* _Task details_:
Leave every entry as it is and write the data out in full.

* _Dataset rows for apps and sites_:
────────────────────────────────────────

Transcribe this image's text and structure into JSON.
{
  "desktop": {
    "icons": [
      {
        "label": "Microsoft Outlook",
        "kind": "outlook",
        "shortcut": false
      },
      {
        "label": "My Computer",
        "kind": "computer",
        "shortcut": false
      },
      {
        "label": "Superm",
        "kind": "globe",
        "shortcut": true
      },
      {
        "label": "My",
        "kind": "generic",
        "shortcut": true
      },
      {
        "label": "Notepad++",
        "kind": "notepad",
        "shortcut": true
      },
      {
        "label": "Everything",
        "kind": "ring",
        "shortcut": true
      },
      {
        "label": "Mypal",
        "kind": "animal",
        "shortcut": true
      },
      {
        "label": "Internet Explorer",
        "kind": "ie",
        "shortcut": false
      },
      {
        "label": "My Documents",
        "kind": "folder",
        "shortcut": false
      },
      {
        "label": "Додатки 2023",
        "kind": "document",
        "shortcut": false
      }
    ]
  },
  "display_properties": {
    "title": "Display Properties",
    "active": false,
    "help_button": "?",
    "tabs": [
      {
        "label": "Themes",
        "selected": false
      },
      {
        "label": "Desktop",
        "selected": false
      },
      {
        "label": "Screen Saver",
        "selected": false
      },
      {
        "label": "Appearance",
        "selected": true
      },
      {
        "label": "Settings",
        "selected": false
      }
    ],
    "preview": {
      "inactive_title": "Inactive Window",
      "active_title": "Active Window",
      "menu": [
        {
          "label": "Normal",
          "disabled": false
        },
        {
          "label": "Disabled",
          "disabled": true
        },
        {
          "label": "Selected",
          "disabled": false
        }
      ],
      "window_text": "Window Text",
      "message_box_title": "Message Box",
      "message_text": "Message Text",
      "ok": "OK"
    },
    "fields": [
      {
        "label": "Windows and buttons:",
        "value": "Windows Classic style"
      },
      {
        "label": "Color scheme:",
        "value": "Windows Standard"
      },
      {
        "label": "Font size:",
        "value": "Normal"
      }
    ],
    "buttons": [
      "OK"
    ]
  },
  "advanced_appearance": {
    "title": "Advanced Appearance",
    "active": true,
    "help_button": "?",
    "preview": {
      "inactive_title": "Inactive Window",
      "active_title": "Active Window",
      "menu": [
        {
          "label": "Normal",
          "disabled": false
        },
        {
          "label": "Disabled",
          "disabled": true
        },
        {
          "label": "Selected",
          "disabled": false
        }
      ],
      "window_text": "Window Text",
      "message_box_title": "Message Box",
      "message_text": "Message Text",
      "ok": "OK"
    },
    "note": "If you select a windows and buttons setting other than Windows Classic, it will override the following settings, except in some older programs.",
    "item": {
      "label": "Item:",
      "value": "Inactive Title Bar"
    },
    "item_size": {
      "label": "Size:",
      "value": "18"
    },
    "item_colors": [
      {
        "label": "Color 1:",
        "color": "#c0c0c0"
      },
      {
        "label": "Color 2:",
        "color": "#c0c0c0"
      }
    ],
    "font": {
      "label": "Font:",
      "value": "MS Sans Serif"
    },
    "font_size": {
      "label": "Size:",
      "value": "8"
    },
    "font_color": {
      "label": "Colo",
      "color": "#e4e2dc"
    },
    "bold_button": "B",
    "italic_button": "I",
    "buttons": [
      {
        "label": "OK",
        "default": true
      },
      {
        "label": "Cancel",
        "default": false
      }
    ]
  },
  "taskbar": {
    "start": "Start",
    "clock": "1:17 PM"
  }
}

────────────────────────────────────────

* _Solution to this exercise_:
Transcribe this image's text and structure into JSON.
{
  "desktop": {
    "icons": [
      {
        "label": "Microsoft Outlook",
        "kind": "outlook",
        "shortcut": false
      },
      {
        "label": "My Computer",
        "kind": "computer",
        "shortcut": false
      },
      {
        "label": "Superm",
        "kind": "globe",
        "shortcut": true
      },
      {
        "label": "My",
        "kind": "generic",
        "shortcut": true
      },
      {
        "label": "Notepad++",
        "kind": "notepad",
        "shortcut": true
      },
      {
        "label": "Everything",
        "kind": "ring",
        "shortcut": true
      },
      {
        "label": "Mypal",
        "kind": "animal",
        "shortcut": true
      },
      {
        "label": "Internet Explorer",
        "kind": "ie",
        "shortcut": false
      },
      {
        "label": "My Documents",
        "kind": "folder",
        "shortcut": false
      },
      {
        "label": "Додатки 2023",
        "kind": "document",
        "shortcut": false
      }
    ]
  },
  "display_properties": {
    "title": "Display Properties",
    "active": false,
    "help_button": "?",
    "tabs": [
      {
        "label": "Themes",
        "selected": false
      },
      {
        "label": "Desktop",
        "selected": false
      },
      {
        "label": "Screen Saver",
        "selected": false
      },
      {
        "label": "Appearance",
        "selected": true
      },
      {
        "label": "Settings",
        "selected": false
      }
    ],
    "preview": {
      "inactive_title": "Inactive Window",
      "active_title": "Active Window",
      "menu": [
        {
          "label": "Normal",
          "disabled": false
        },
        {
          "label": "Disabled",
          "disabled": true
        },
        {
          "label": "Selected",
          "disabled": false
        }
      ],
      "window_text": "Window Text",
      "message_box_title": "Message Box",
      "message_text": "Message Text",
      "ok": "OK"
    },
    "fields": [
      {
        "label": "Windows and buttons:",
        "value": "Windows Classic style"
      },
      {
        "label": "Color scheme:",
        "value": "Windows Standard"
      },
      {
        "label": "Font size:",
        "value": "Normal"
      }
    ],
    "buttons": [
      "OK"
    ]
  },
  "advanced_appearance": {
    "title": "Advanced Appearance",
    "active": true,
    "help_button": "?",
    "preview": {
      "inactive_title": "Inactive Window",
      "active_title": "Active Window",
      "menu": [
        {
          "label": "Normal",
          "disabled": false
        },
        {
          "label": "Disabled",
          "disabled": true
        },
        {
          "label": "Selected",
          "disabled": false
        }
      ],
      "window_text": "Window Text",
      "message_box_title": "Message Box",
      "message_text": "Message Text",
      "ok": "OK"
    },
    "note": "If you select a windows and buttons setting other than Windows Classic, it will override the following settings, except in some older programs.",
    "item": {
      "label": "Item:",
      "value": "Inactive Title Bar"
    },
    "item_size": {
      "label": "Size:",
      "value": "18"
    },
    "item_colors": [
      {
        "label": "Color 1:",
        "color": "#c0c0c0"
      },
      {
        "label": "Color 2:",
        "color": "#c0c0c0"
      }
    ],
    "font": {
      "label": "Font:",
      "value": "MS Sans Serif"
    },
    "font_size": {
      "label": "Size:",
      "value": "8"
    },
    "font_color": {
      "label": "Colo",
      "color": "#e4e2dc"
    },
    "bold_button": "B",
    "italic_button": "I",
    "buttons": [
      {
        "label": "OK",
        "default": true
      },
      {
        "label": "Cancel",
        "default": false
      }
    ]
  },
  "taskbar": {
    "start": "Start",
    "clock": "1:17 PM"
  }
}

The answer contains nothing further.